What the task asks: Each line of the material below should be reproduced exactly.

Supplied entries:
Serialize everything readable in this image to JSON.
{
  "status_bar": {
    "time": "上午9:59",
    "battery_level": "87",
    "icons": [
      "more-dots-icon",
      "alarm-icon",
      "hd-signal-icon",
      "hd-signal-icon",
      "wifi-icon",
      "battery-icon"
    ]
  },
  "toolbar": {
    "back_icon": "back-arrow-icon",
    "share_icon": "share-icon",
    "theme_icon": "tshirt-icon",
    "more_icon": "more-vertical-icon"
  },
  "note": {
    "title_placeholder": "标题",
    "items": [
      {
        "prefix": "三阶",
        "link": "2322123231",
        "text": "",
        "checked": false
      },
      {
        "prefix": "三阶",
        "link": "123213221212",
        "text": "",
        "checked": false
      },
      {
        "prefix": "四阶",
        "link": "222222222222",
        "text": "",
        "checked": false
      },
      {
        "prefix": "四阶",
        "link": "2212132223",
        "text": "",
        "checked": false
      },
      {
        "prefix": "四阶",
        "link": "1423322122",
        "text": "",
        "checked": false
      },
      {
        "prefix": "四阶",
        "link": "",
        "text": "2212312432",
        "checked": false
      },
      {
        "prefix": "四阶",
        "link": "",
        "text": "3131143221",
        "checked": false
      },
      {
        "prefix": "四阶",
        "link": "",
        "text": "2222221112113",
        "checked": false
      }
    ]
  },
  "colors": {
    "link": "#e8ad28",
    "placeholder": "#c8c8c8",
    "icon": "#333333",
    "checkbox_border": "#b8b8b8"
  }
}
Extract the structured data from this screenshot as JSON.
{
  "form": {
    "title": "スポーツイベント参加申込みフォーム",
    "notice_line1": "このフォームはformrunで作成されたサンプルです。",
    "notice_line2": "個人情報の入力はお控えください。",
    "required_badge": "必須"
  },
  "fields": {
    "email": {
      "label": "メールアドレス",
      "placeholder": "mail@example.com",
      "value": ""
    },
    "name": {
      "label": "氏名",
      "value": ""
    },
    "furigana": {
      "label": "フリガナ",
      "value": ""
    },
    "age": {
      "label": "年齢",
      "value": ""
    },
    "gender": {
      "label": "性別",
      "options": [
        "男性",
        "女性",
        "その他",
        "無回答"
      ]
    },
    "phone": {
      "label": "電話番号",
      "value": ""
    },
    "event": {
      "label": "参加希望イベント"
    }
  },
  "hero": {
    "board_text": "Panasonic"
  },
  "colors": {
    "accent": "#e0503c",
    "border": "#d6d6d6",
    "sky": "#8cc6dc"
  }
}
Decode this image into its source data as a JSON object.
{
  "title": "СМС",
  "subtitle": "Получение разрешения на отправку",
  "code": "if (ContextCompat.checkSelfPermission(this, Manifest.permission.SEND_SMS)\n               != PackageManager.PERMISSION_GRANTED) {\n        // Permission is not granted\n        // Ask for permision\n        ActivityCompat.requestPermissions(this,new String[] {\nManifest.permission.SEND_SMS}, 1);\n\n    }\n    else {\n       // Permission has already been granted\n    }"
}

Output below:
Serialize everything readable in this image to JSON.
{
  "status_bar": {
    "time": "上午9:59",
    "battery_level": "87",
    "icons": [
      "more-dots-icon",
      "alarm-icon",
      "hd-signal-icon",
      "hd-signal-icon",
      "wifi-icon",
      "battery-icon"
    ]
  },
  "toolbar": {
    "back_icon": "back-arrow-icon",
    "share_icon": "share-icon",
    "theme_icon": "tshirt-icon",
    "more_icon": "more-vertical-icon"
  },
  "note": {
    "title_placeholder": "标题",
    "items": [
      {
        "prefix": "三阶",
        "link": "2322123231",
        "text": "",
        "checked": false
      },
      {
        "prefix": "三阶",
        "link": "123213221212",
        "text": "",
        "checked": false
      },
      {
        "prefix": "四阶",
        "link": "222222222222",
        "text": "",
        "checked": false
      },
      {
        "prefix": "四阶",
        "link": "2212132223",
        "text": "",
        "checked": false
      },
      {
        "prefix": "四阶",
        "link": "1423322122",
        "text": "",
        "checked": false
      },
      {
        "prefix": "四阶",
        "link": "",
        "text": "2212312432",
        "checked": false
      },
      {
        "prefix": "四阶",
        "link": "",
        "text": "3131143221",
        "checked": false
      },
      {
        "prefix": "四阶",
        "link": "",
        "text": "2222221112113",
        "checked": false
      }
    ]
  },
  "colors": {
    "link": "#e8ad28",
    "placeholder": "#c8c8c8",
    "icon": "#333333",
    "checkbox_border": "#b8b8b8"
  }
}
Extract the structured data from this screenshot as JSON.
{
  "form": {
    "title": "スポーツイベント参加申込みフォーム",
    "notice_line1": "このフォームはformrunで作成されたサンプルです。",
    "notice_line2": "個人情報の入力はお控えください。",
    "required_badge": "必須"
  },
  "fields": {
    "email": {
      "label": "メールアドレス",
      "placeholder": "mail@example.com",
      "value": ""
    },
    "name": {
      "label": "氏名",
      "value": ""
    },
    "furigana": {
      "label": "フリガナ",
      "value": ""
    },
    "age": {
      "label": "年齢",
      "value": ""
    },
    "gender": {
      "label": "性別",
      "options": [
        "男性",
        "女性",
        "その他",
        "無回答"
      ]
    },
    "phone": {
      "label": "電話番号",
      "value": ""
    },
    "event": {
      "label": "参加希望イベント"
    }
  },
  "hero": {
    "board_text": "Panasonic"
  },
  "colors": {
    "accent": "#e0503c",
    "border": "#d6d6d6",
    "sky": "#8cc6dc"
  }
}
Decode this image into its source data as a JSON object.
{
  "title": "СМС",
  "subtitle": "Получение разрешения на отправку",
  "code": "if (ContextCompat.checkSelfPermission(this, Manifest.permission.SEND_SMS)\n               != PackageManager.PERMISSION_GRANTED) {\n        // Permission is not granted\n        // Ask for permision\n        ActivityCompat.requestPermissions(this,new String[] {\nManifest.permission.SEND_SMS}, 1);\n\n    }\n    else {\n       // Permission has already been granted\n    }"
}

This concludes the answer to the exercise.